How to cap-and-trade (away) climate-change legislation

Justin Kintz Contributor
Font Size:

I must give the climate change lobby credit: they almost got away with it.

They had public opinion on their side, overwhelming majorities in our legislative bodies, a White House eager to deliver a striking blow on climate skeptics and their big business and industry cronies, and huge amounts of money and influence to make it all happen.

So why did their efforts falter? What derailed the previously untouchable scam of the century? Undoubtedly the “Climategate” scandal, hesitation from moderate Senate Democrats representing heavy industry states, and a legislative hangover from failed health care reform all play a role. Many will also point to a certain truck-driving politician from Massachusetts who so rudely crashed the party.

But the true story lies within: the battle for comprehensive legislation and the greater environmental climate change agenda was lost not because of GOP opposition, but because they lost control of the message. While Beltway analysts will correctly nitpick the political elements of the Waxman-Markey House bill and the Kerry-Boxer Senate bill for reasons why support is lacking, I believe the greater strategic error made by climate change drivers was to expose American voters to the idea of cap-and-trade, thus shattering the tenuous mythology of global warming and bringing a much needed dose of reality crashing down upon their heads.
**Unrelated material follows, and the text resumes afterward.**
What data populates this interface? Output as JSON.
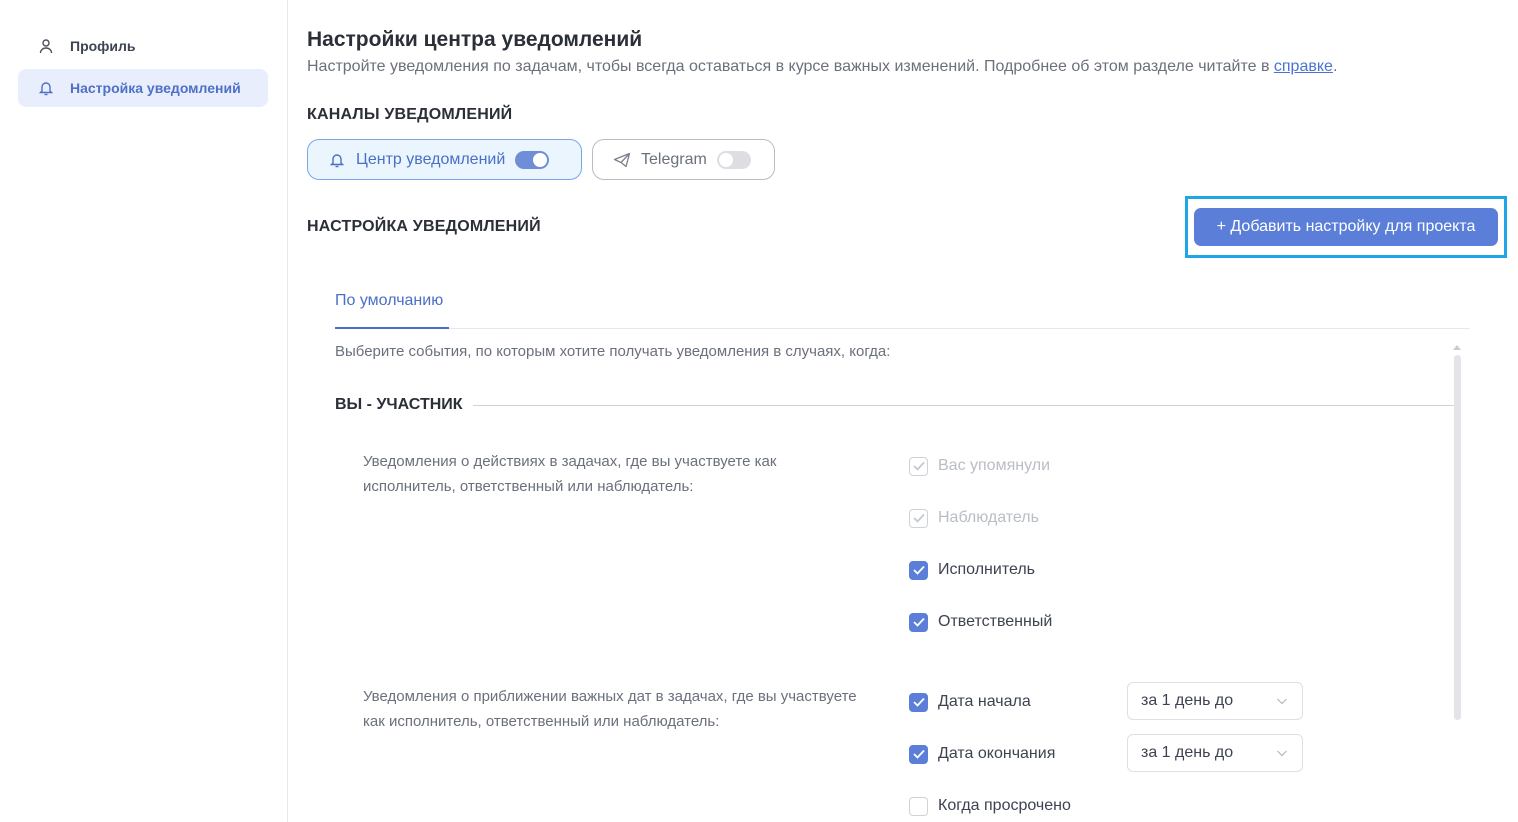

Milton and Rose Friedman, in their 1978 book “Free to Choose,” nailed the true connection between special interest and major legislative viability: “When a special interest seeks benefits through highly visible legislation, it not only must clothe its appeal in the rhetoric of the general interest, it must persuade a significant segment of disinterested persons that its appeal has merit.”

The environmental special-interest lobby would have been wise to heed the words of the Friedmans (though that thought is laughable). This is because by pushing the cap-and-trade message, they not only lifted the veil of panic-inducing rhetoric and fluffy polar bear imagery to expose the gritty downside of environmental government controls and regulation at a time of precarious economic conditions, but they also failed to persuade a significant segment of disinterested persons (non stakeholders) to truly buy into Al Gore’s magic weather-control fantasies.

Traditionally, the general electorate is apathetic towards proposed federal government policies that do not directly involve their specific individual interests, such as climate change. (The health care reform attempts are an example of one that does engage individual voter interests.) This is perfectly normal, because most people do not have the time to review and comprehend the massive amount of federal regulation and legislation that takes place each year (oddly, many members of Congress seem to suffer the same affliction). Apathy of the electorate can be a good indicator of a healthy sociopolitical system. If voters are relatively unconcerned with political actions, chances are good that the government and economy are probably running smoothly.

A downside to apathy is that it presents a very handy tool for a political party or special interests with an aggressive agenda (see: environmental lobby). Tiptoe past the guard dog before he has a chance to wake up, and you can make your way out with the jewels. And this is where the critical mistake was made—the environmental lobby and progressives had the jewels in-hand, stopped by the guard dog on the way out, lifted his ear and screamed, “Cap-and-trade!”

Greenhouse gases, melting ice caps, and dying penguins are an easy sell to most people undereducated on the specifics of the issues, but the messaging push that made the Waxman-Markey bill and subsequent efforts synonymous with cap-and-trade allowed cooler heads to prevail and explain the real insidious nature of the bill to the public—a toxic cocktail of massive taxation, redistribution of wealth, and the squelching of innovation. The more people learn about the legislation, the less they like it.

And why should they like it? The bill contains enough pork to cause atherosclerosis, creates new government administration on top of old administration, and provides even more reason (as if there were not enough already) for our heavy industry and business to move overseas to friendlier circumstances. Shouldn’t environmental groups be desperate to keep these industries in America? They lose all influence as their favorite targets steadily move outside our borders while continuing their evil, polluting ways. For a coalition constantly touting sustainability, doesn’t this approach seem like a very unsustainable business model? Does it not also counter President Obama’s drive to create and sustain American jobs?

So while the legislative effort will likely go down due to the absence of a few key votes, the true contest for a national mandate of the people has been lost by the mishandling of the message and a growing recognition of its ridiculousness.

I should clarify that I am a strong advocate for reliable, sustainable energy and environmental preservation, and don’t want to imply that we should sell our environment’s health to the highest bidder—far from it. However, America does need to go about the transition in a responsible, tactical manner that is guided by the free market and not by heavy-handed bureaucrats.

Ultimately, the future of energy discovery and production will rest in the hands of our nation’s innovators, and those innovators walk the halls of GE, Exxon/Mobile, and thousands of other private businesses—not the halls of the Department of Energy or the EPA. It is the public’s responsibility and the media’s duty to not fall victim to flowery rhetoric without demanding facts, clear science, and clear legislative language on the matter. Don’t forget: we have time on our side; because despite what you have heard from Chicken Little and friends, the sky is not falling after all.

Justin Kintz is a former Bush administration appointee to the U.S. Department of the Interior and is currently the Manager of Special Projects at the Sudden Cardiac Arrest Association in D.C.